Matt launched Thomas/Work in 2002. Each of his designs begins as a sketch, then is adapted to three-dimensions on the computer so he can view it from all angles. From there he creates a prototype. Successful pieces are added to one of his three lines: the traditional inspired line, the contemporary line and the hybrid line refers to pieces that merge wood with iron. “I want people to appreciate and enjoy timeless design.”
Above: Matt Thomas, “Small Serving Board with Bowl.” Wood and metal. Photo by HCCC. Thomas’ woodwork ranges from $11 – $250.
Vetro Vero Glass / Michael Schunke & Josie Gluck
Vetro Vero is the collaborative design and glass-blowing studio of makers Michael Schunke and Josie Gluck. The idyllic setting of their repurposed dairy-farm studio is just the place for Michael and Josie to envision and create their signature designs, which are revered for their exceptional quality and meticulous craftsmanship. Each hand-blown glass object is made through practicing the core values that brought them together: honest work, pure materials, fresh designs, and respect for the skilled glassmaking tradition in which they were both trained.

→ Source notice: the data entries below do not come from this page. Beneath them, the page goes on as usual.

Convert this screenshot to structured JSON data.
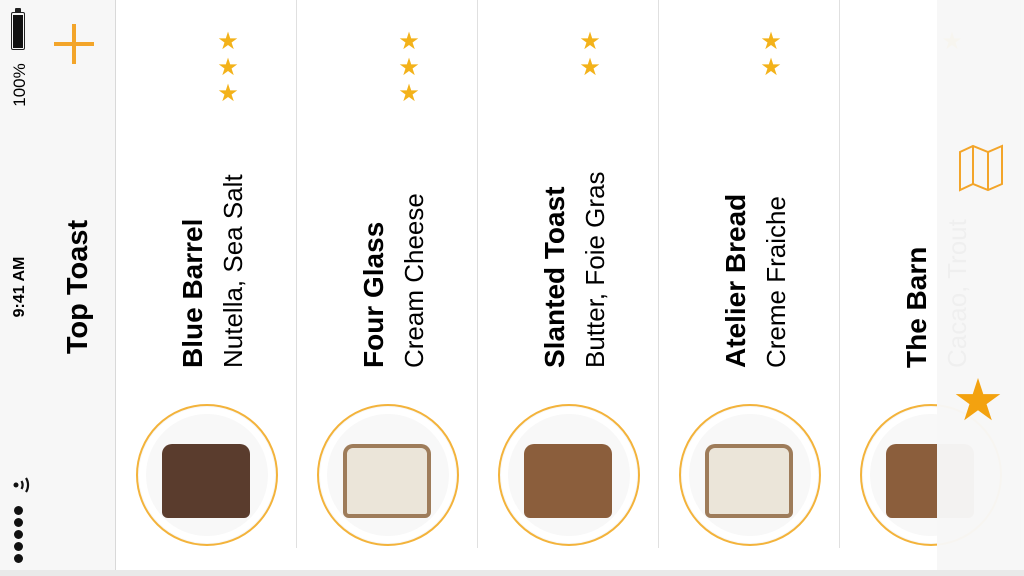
{
  "status": {
    "battery": "100%",
    "time": "9:41 AM"
  },
  "header": {
    "title": "Top Toast",
    "add_icon": "plus-icon"
  },
  "cards": [
    {
      "name": "Blue Barrel",
      "toppings": "Nutella, Sea Salt",
      "rating": 3,
      "toast": "nutella"
    },
    {
      "name": "Four Glass",
      "toppings": "Cream Cheese",
      "rating": 3,
      "toast": "cheese"
    },
    {
      "name": "Slanted Toast",
      "toppings": "Butter, Foie Gras",
      "rating": 2,
      "toast": "plain"
    },
    {
      "name": "Atelier Bread",
      "toppings": "Creme Fraiche",
      "rating": 2,
      "toast": "cheese"
    },
    {
      "name": "The Barn",
      "toppings": "Cacao, Trout",
      "rating": 1,
      "toast": "plain"
    }
  ],
  "sidebar": {
    "map_icon": "map-icon",
    "favorites_icon": "star-icon"
  },
  "colors": {
    "accent": "#f3a52a",
    "star": "#f3b21a"
  }
}
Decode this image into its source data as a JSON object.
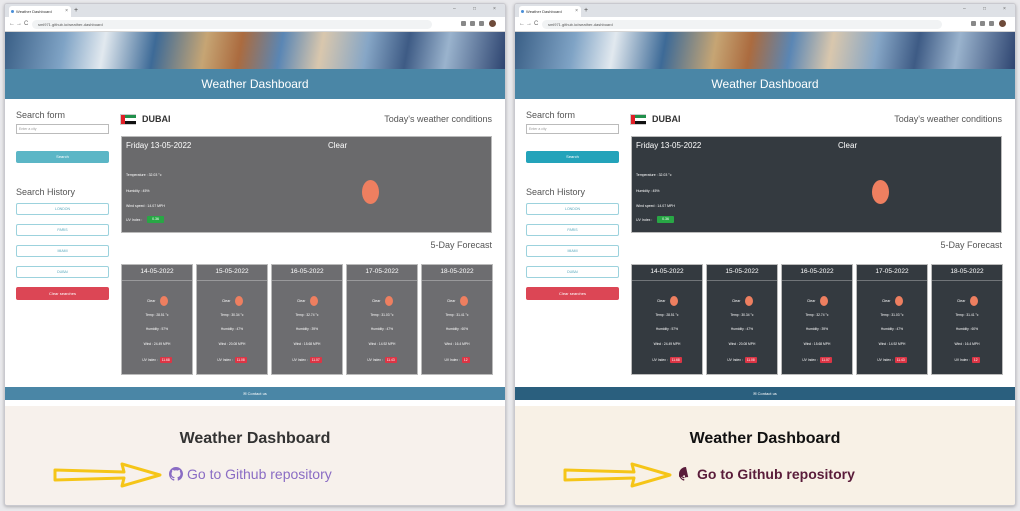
{
  "browser": {
    "tab_title": "Weather Dashboard",
    "new_tab": "+",
    "tab_close": "×",
    "url": "sml971.github.io/weather-dashboard",
    "back": "←",
    "forward": "→",
    "reload": "C",
    "window_controls": [
      "–",
      "□",
      "×"
    ]
  },
  "app": {
    "title": "Weather Dashboard",
    "search_form_title": "Search form",
    "search_placeholder": "Enter a city",
    "search_button": "Search",
    "history_title": "Search History",
    "history": [
      "LONDON",
      "PARIS",
      "MIAMI",
      "DUBAI"
    ],
    "clear_button": "Clear searches",
    "city": "DUBAI",
    "today_label": "Today's weather conditions",
    "current": {
      "date": "Friday 13-05-2022",
      "description": "Clear",
      "temperature": "Temperature : 32.03 °c",
      "humidity": "Humidity : 45%",
      "wind": "Wind speed : 14.07 MPH",
      "uv_label": "UV Index :",
      "uv_value": "0.36"
    },
    "forecast_label": "5-Day Forecast",
    "forecast": [
      {
        "date": "14-05-2022",
        "desc": "Clear",
        "temp": "Temp : 28.51 °c",
        "humidity": "Humidity : 57%",
        "wind": "Wind : 24.49 MPH",
        "uv_label": "UV Index :",
        "uv": "11.68"
      },
      {
        "date": "15-05-2022",
        "desc": "Clear",
        "temp": "Temp : 30.34 °c",
        "humidity": "Humidity : 47%",
        "wind": "Wind : 20.08 MPH",
        "uv_label": "UV Index :",
        "uv": "11.08"
      },
      {
        "date": "16-05-2022",
        "desc": "Clear",
        "temp": "Temp : 32.74 °c",
        "humidity": "Humidity : 39%",
        "wind": "Wind : 15.68 MPH",
        "uv_label": "UV Index :",
        "uv": "11.07"
      },
      {
        "date": "17-05-2022",
        "desc": "Clear",
        "temp": "Temp : 31.03 °c",
        "humidity": "Humidity : 47%",
        "wind": "Wind : 14.92 MPH",
        "uv_label": "UV Index :",
        "uv": "11.43"
      },
      {
        "date": "18-05-2022",
        "desc": "Clear",
        "temp": "Temp : 31.41 °c",
        "humidity": "Humidity : 60%",
        "wind": "Wind : 16.4 MPH",
        "uv_label": "UV Index :",
        "uv": "12"
      }
    ],
    "footer": "✉ Contact us"
  },
  "below": {
    "title": "Weather Dashboard",
    "link": "Go to Github repository"
  },
  "colors": {
    "left_accent": "#8a6cc4",
    "right_accent": "#5a1c3a",
    "arrow": "#f5c518",
    "banner": "#4a86a6"
  }
}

Above: Vetro Vero, “Petite Flat Pitcher.” Glass. Photo by HCCC. Vetro Vero’s glassware ranges from $265 – $720.
Watson Woodworks / Eugene Watson
Eugene Watson began Watson Woodworks in 1990, in an old 1200-square-foot loft just outside of Chinatown in Chicago, Illinois. Prior to woodworking, Watson designed the electronics components for the black boxes in airplanes. Watson holds a Bachelor of Science in Electronics Technology from Southern Illinois University. He chose to pursue woodworking over an electronics career because he loves expressing his creativity with his hands and designing innovative pieces in a relatively short period of time.
Above: Eugene Watson, “Trapezoid Box.” Wood. Photo by HCCC. Watson’s woodwork ranges from $36 – $300.